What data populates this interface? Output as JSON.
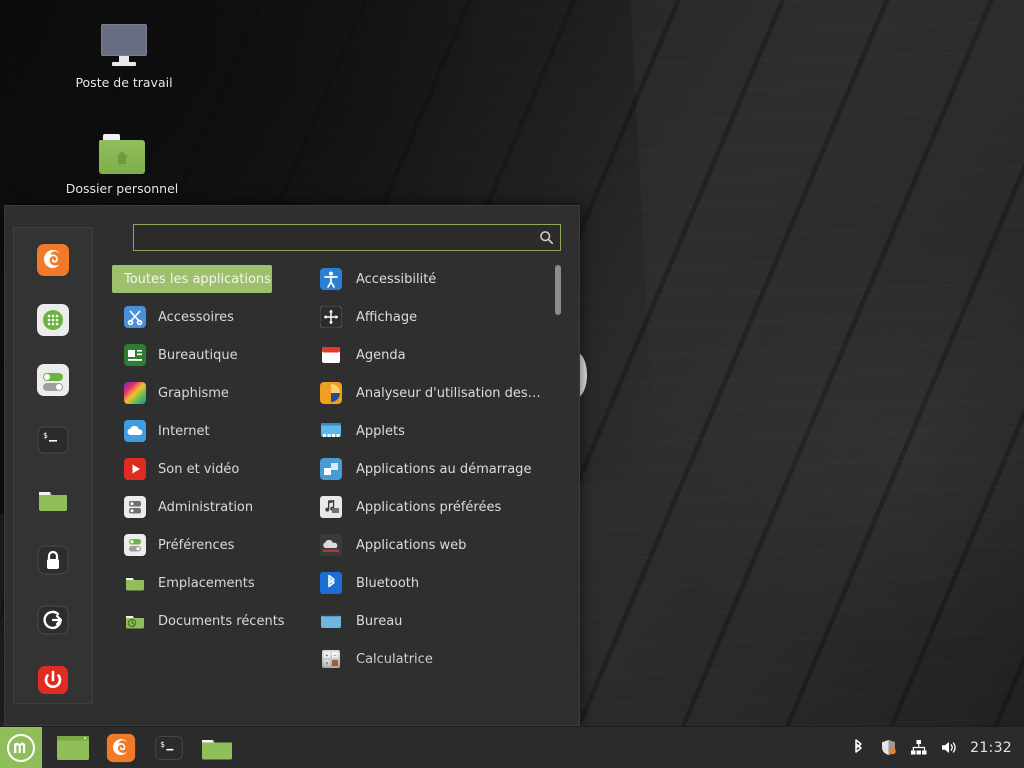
{
  "desktop": {
    "icons": [
      {
        "label": "Poste de travail",
        "icon": "computer-icon"
      },
      {
        "label": "Dossier personnel",
        "icon": "home-folder-icon"
      }
    ]
  },
  "menu": {
    "search": {
      "value": "",
      "placeholder": "",
      "icon": "search-icon"
    },
    "favorites": [
      {
        "name": "firefox-icon",
        "label": "Firefox"
      },
      {
        "name": "software-manager-icon",
        "label": "Gestionnaire de logiciels"
      },
      {
        "name": "system-settings-icon",
        "label": "Paramètres système"
      },
      {
        "name": "terminal-icon",
        "label": "Terminal"
      },
      {
        "name": "files-icon",
        "label": "Fichiers"
      },
      {
        "name": "lock-screen-icon",
        "label": "Verrouiller l'écran"
      },
      {
        "name": "logout-icon",
        "label": "Fermer la session"
      },
      {
        "name": "shutdown-icon",
        "label": "Éteindre"
      }
    ],
    "categories": [
      {
        "label": "Toutes les applications",
        "icon": "all-applications-icon",
        "selected": true
      },
      {
        "label": "Accessoires",
        "icon": "accessories-icon",
        "selected": false
      },
      {
        "label": "Bureautique",
        "icon": "office-icon",
        "selected": false
      },
      {
        "label": "Graphisme",
        "icon": "graphics-icon",
        "selected": false
      },
      {
        "label": "Internet",
        "icon": "internet-icon",
        "selected": false
      },
      {
        "label": "Son et vidéo",
        "icon": "sound-video-icon",
        "selected": false
      },
      {
        "label": "Administration",
        "icon": "administration-icon",
        "selected": false
      },
      {
        "label": "Préférences",
        "icon": "preferences-icon",
        "selected": false
      },
      {
        "label": "Emplacements",
        "icon": "places-icon",
        "selected": false
      },
      {
        "label": "Documents récents",
        "icon": "recent-documents-icon",
        "selected": false
      }
    ],
    "applications": [
      {
        "label": "Accessibilité",
        "icon": "accessibility-icon"
      },
      {
        "label": "Affichage",
        "icon": "display-icon"
      },
      {
        "label": "Agenda",
        "icon": "calendar-icon"
      },
      {
        "label": "Analyseur d'utilisation des…",
        "icon": "disk-usage-analyzer-icon"
      },
      {
        "label": "Applets",
        "icon": "applets-icon"
      },
      {
        "label": "Applications au démarrage",
        "icon": "startup-applications-icon"
      },
      {
        "label": "Applications préférées",
        "icon": "preferred-applications-icon"
      },
      {
        "label": "Applications web",
        "icon": "web-apps-icon"
      },
      {
        "label": "Bluetooth",
        "icon": "bluetooth-icon"
      },
      {
        "label": "Bureau",
        "icon": "desktop-icon"
      },
      {
        "label": "Calculatrice",
        "icon": "calculator-icon"
      }
    ]
  },
  "taskbar": {
    "menu_button": {
      "label": "Menu",
      "icon": "linux-mint-logo-icon"
    },
    "windows": [
      {
        "name": "window-button-files",
        "icon": "green-window-icon"
      },
      {
        "name": "window-button-firefox",
        "icon": "firefox-icon"
      },
      {
        "name": "window-button-terminal",
        "icon": "terminal-icon"
      },
      {
        "name": "window-button-folder",
        "icon": "folder-icon"
      }
    ],
    "tray": [
      {
        "name": "bluetooth-tray-icon"
      },
      {
        "name": "update-shield-tray-icon"
      },
      {
        "name": "network-tray-icon"
      },
      {
        "name": "volume-tray-icon"
      }
    ],
    "clock": "21:32"
  },
  "colors": {
    "accent_green": "#8fbe5a",
    "selection_green": "#9ec06e",
    "panel_bg": "#2f2f2f",
    "taskbar_bg": "#2b2b2b",
    "text": "#dcdcdc"
  }
}
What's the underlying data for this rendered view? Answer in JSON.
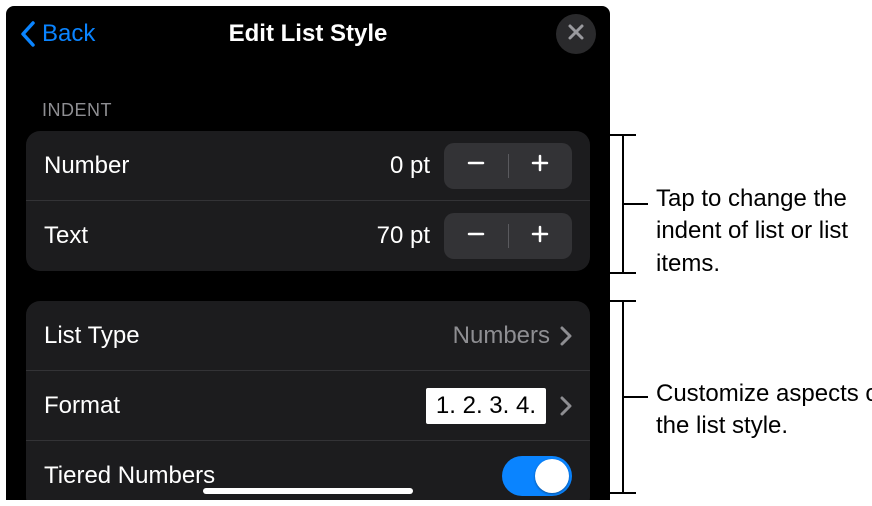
{
  "nav": {
    "back_label": "Back",
    "title": "Edit List Style"
  },
  "section": {
    "indent_header": "INDENT"
  },
  "indent": {
    "number_label": "Number",
    "number_value": "0 pt",
    "text_label": "Text",
    "text_value": "70 pt"
  },
  "list": {
    "list_type_label": "List Type",
    "list_type_value": "Numbers",
    "format_label": "Format",
    "format_preview": "1. 2. 3. 4.",
    "tiered_label": "Tiered Numbers",
    "tiered_on": true
  },
  "callouts": {
    "indent": "Tap to change the indent of list or list items.",
    "style": "Customize aspects of the list style."
  }
}
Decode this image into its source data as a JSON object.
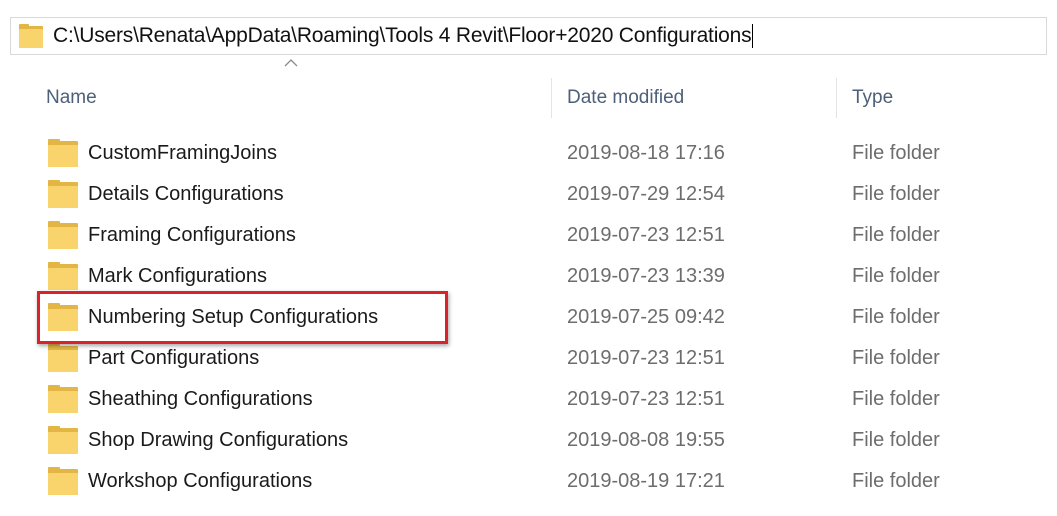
{
  "address_bar": {
    "path": "C:\\Users\\Renata\\AppData\\Roaming\\Tools 4 Revit\\Floor+2020 Configurations"
  },
  "columns": {
    "name": "Name",
    "date_modified": "Date modified",
    "type": "Type"
  },
  "rows": [
    {
      "name": "CustomFramingJoins",
      "date": "2019-08-18 17:16",
      "type": "File folder"
    },
    {
      "name": "Details Configurations",
      "date": "2019-07-29 12:54",
      "type": "File folder"
    },
    {
      "name": "Framing Configurations",
      "date": "2019-07-23 12:51",
      "type": "File folder"
    },
    {
      "name": "Mark Configurations",
      "date": "2019-07-23 13:39",
      "type": "File folder"
    },
    {
      "name": "Numbering Setup Configurations",
      "date": "2019-07-25 09:42",
      "type": "File folder"
    },
    {
      "name": "Part Configurations",
      "date": "2019-07-23 12:51",
      "type": "File folder"
    },
    {
      "name": "Sheathing Configurations",
      "date": "2019-07-23 12:51",
      "type": "File folder"
    },
    {
      "name": "Shop Drawing Configurations",
      "date": "2019-08-08 19:55",
      "type": "File folder"
    },
    {
      "name": "Workshop Configurations",
      "date": "2019-08-19 17:21",
      "type": "File folder"
    }
  ],
  "highlighted_row": "Numbering Setup Configurations",
  "icons": {
    "folder": "folder-icon",
    "sort": "sort-up-chevron-icon"
  },
  "colors": {
    "folder_front": "#f9d36c",
    "folder_back": "#e2b544",
    "header_text": "#4c607a",
    "highlight_border": "#d8232a"
  }
}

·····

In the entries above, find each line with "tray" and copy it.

• [Reply to the task]:
    "tray": [
        "name": "bluetooth-tray-icon"
        "name": "update-shield-tray-icon"
        "name": "network-tray-icon"
        "name": "volume-tray-icon"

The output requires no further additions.